Goal of the exercise —
The answer should be each line of the records that contains the word "Nathalie"; please copy them all.

***

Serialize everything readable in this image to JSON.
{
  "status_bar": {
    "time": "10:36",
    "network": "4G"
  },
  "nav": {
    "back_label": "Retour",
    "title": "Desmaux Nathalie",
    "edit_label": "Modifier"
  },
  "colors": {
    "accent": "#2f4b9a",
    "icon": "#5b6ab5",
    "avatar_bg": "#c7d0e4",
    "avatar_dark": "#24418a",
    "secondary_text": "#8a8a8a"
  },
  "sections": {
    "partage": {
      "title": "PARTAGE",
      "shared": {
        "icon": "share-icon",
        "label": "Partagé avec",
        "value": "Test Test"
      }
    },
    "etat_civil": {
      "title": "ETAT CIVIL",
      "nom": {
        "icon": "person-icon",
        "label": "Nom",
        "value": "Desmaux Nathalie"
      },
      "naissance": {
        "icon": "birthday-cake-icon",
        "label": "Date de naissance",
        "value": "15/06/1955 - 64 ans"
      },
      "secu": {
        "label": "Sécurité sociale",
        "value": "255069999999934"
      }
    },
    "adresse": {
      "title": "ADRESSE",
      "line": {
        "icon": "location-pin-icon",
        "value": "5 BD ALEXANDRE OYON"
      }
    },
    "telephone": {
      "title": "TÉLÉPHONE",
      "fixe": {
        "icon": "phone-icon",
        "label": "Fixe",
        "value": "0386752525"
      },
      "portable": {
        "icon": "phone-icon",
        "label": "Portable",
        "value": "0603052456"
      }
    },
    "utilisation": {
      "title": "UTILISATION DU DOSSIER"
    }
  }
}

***

Exercise output —
    "title": "Desmaux Nathalie",
        "value": "Desmaux Nathalie"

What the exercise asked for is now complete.